-- SUPPLIED RECORDS follows --

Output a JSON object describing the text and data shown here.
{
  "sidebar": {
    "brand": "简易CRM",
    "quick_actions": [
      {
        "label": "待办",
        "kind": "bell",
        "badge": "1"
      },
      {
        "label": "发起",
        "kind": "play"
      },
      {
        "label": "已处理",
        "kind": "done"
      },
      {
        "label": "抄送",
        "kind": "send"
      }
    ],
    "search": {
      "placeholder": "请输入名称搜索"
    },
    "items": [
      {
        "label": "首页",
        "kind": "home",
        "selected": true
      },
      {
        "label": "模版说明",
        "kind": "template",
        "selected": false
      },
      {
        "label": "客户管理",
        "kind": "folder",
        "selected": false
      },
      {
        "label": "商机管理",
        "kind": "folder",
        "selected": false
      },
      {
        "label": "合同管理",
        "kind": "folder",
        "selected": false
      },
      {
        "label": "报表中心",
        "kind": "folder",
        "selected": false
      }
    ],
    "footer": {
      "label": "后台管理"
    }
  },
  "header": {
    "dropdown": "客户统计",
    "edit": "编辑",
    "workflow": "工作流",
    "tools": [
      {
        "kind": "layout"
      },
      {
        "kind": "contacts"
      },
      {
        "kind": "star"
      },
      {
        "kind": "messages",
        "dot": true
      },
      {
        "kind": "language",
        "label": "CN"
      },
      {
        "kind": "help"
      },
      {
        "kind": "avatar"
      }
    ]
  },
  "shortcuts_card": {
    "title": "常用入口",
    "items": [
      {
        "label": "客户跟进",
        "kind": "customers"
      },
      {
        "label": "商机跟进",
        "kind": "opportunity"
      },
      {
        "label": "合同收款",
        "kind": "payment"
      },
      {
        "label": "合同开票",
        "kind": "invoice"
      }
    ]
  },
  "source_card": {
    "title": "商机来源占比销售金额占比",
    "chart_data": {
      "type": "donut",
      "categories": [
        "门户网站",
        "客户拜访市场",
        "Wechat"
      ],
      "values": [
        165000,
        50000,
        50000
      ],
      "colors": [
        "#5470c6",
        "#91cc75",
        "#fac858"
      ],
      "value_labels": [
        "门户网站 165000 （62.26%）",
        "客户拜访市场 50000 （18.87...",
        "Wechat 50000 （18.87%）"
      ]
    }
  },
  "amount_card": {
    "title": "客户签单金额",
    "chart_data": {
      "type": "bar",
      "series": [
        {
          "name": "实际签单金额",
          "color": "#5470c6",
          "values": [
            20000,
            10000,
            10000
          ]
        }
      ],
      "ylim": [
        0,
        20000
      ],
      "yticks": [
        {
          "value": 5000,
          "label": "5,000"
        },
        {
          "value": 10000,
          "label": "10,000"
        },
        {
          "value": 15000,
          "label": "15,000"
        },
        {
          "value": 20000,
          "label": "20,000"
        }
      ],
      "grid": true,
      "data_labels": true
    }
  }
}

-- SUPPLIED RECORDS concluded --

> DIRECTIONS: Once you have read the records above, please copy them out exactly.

> OUTPUT FOR THIS TASK:
Output a JSON object describing the text and data shown here.
{
  "sidebar": {
    "brand": "简易CRM",
    "quick_actions": [
      {
        "label": "待办",
        "kind": "bell",
        "badge": "1"
      },
      {
        "label": "发起",
        "kind": "play"
      },
      {
        "label": "已处理",
        "kind": "done"
      },
      {
        "label": "抄送",
        "kind": "send"
      }
    ],
    "search": {
      "placeholder": "请输入名称搜索"
    },
    "items": [
      {
        "label": "首页",
        "kind": "home",
        "selected": true
      },
      {
        "label": "模版说明",
        "kind": "template",
        "selected": false
      },
      {
        "label": "客户管理",
        "kind": "folder",
        "selected": false
      },
      {
        "label": "商机管理",
        "kind": "folder",
        "selected": false
      },
      {
        "label": "合同管理",
        "kind": "folder",
        "selected": false
      },
      {
        "label": "报表中心",
        "kind": "folder",
        "selected": false
      }
    ],
    "footer": {
      "label": "后台管理"
    }
  },
  "header": {
    "dropdown": "客户统计",
    "edit": "编辑",
    "workflow": "工作流",
    "tools": [
      {
        "kind": "layout"
      },
      {
        "kind": "contacts"
      },
      {
        "kind": "star"
      },
      {
        "kind": "messages",
        "dot": true
      },
      {
        "kind": "language",
        "label": "CN"
      },
      {
        "kind": "help"
      },
      {
        "kind": "avatar"
      }
    ]
  },
  "shortcuts_card": {
    "title": "常用入口",
    "items": [
      {
        "label": "客户跟进",
        "kind": "customers"
      },
      {
        "label": "商机跟进",
        "kind": "opportunity"
      },
      {
        "label": "合同收款",
        "kind": "payment"
      },
      {
        "label": "合同开票",
        "kind": "invoice"
      }
    ]
  },
  "source_card": {
    "title": "商机来源占比销售金额占比",
    "chart_data": {
      "type": "donut",
      "categories": [
        "门户网站",
        "客户拜访市场",
        "Wechat"
      ],
      "values": [
        165000,
        50000,
        50000
      ],
      "colors": [
        "#5470c6",
        "#91cc75",
        "#fac858"
      ],
      "value_labels": [
        "门户网站 165000 （62.26%）",
        "客户拜访市场 50000 （18.87...",
        "Wechat 50000 （18.87%）"
      ]
    }
  },
  "amount_card": {
    "title": "客户签单金额",
    "chart_data": {
      "type": "bar",
      "series": [
        {
          "name": "实际签单金额",
          "color": "#5470c6",
          "values": [
            20000,
            10000,
            10000
          ]
        }
      ],
      "ylim": [
        0,
        20000
      ],
      "yticks": [
        {
          "value": 5000,
          "label": "5,000"
        },
        {
          "value": 10000,
          "label": "10,000"
        },
        {
          "value": 15000,
          "label": "15,000"
        },
        {
          "value": 20000,
          "label": "20,000"
        }
      ],
      "grid": true,
      "data_labels": true
    }
  }
}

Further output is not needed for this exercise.